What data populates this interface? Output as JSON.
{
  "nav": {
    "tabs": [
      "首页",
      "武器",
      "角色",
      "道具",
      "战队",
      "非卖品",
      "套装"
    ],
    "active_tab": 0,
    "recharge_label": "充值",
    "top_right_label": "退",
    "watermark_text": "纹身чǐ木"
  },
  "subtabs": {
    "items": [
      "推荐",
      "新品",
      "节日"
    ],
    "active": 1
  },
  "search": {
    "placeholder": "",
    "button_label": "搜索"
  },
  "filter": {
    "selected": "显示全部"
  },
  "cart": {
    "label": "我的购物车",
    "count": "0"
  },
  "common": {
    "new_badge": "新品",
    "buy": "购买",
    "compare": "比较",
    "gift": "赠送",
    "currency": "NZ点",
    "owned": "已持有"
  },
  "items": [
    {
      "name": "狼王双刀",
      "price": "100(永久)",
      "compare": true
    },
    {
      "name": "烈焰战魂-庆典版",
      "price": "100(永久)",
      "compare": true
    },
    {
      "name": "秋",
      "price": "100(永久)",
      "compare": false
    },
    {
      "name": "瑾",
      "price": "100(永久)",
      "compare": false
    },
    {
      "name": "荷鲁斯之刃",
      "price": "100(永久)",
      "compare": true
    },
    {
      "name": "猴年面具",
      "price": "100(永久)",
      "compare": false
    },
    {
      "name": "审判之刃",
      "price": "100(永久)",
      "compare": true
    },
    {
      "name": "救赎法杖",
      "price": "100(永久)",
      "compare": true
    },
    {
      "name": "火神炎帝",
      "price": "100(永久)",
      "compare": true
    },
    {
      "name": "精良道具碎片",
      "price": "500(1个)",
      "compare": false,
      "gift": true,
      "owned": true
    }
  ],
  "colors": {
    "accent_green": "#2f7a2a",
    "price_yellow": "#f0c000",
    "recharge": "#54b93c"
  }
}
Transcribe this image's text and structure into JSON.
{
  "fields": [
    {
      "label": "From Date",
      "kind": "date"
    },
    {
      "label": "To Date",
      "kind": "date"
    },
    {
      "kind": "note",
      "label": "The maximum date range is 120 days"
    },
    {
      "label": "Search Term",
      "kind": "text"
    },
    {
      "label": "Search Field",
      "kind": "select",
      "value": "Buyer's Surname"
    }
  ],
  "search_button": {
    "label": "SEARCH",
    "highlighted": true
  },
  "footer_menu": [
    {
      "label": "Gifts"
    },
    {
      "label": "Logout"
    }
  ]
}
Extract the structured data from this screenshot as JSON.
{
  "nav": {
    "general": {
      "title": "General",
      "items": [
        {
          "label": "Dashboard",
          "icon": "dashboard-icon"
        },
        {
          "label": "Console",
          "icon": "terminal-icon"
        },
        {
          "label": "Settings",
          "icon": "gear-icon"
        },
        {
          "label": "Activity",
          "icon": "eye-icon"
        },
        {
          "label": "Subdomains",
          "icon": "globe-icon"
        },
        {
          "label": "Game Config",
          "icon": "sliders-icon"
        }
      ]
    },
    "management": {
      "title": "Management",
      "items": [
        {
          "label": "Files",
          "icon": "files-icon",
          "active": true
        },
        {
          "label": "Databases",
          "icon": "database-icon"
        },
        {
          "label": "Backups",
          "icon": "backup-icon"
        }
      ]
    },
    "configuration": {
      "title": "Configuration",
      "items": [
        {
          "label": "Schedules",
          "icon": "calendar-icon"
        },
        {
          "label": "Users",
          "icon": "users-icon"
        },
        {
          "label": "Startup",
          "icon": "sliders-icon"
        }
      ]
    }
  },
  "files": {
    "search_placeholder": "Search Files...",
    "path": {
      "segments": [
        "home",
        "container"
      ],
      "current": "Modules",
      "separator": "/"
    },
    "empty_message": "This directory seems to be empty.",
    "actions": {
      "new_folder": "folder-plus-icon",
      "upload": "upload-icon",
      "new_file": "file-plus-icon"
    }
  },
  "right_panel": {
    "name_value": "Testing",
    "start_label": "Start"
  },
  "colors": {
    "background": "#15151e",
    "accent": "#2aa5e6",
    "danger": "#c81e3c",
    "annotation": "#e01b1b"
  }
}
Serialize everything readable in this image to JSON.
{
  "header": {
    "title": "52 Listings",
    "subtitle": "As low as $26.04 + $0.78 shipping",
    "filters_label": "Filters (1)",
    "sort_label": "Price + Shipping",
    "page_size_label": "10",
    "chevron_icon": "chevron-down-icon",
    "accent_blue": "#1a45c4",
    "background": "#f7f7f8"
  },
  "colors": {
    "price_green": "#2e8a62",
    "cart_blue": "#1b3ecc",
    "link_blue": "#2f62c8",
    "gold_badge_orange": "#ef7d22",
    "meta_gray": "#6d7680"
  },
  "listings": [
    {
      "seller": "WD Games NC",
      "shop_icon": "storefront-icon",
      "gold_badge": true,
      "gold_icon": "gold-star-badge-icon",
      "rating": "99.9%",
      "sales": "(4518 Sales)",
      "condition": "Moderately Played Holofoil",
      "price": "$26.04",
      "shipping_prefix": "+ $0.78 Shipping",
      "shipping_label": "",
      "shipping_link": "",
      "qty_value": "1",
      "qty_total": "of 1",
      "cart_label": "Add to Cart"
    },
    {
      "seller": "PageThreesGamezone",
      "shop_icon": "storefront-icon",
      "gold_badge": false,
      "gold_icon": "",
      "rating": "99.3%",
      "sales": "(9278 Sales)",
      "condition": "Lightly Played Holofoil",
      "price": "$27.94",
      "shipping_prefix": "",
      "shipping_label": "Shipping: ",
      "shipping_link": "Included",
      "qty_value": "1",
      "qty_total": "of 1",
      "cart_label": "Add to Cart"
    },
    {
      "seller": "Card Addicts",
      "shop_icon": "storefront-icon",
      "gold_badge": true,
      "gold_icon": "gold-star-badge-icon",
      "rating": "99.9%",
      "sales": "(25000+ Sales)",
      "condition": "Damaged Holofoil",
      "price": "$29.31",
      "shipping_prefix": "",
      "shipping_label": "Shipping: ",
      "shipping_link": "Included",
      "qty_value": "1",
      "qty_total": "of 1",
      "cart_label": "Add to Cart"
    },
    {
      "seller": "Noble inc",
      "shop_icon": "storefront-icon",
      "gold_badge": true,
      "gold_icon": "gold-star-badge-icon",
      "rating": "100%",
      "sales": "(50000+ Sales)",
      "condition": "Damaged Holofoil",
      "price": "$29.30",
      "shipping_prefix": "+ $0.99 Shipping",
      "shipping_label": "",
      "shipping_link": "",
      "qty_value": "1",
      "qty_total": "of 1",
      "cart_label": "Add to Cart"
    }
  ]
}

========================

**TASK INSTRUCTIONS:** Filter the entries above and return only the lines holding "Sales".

**WRITTEN RESPONSE:**
      "sales": "(4518 Sales)",
      "sales": "(9278 Sales)",
      "sales": "(25000+ Sales)",
      "sales": "(50000+ Sales)",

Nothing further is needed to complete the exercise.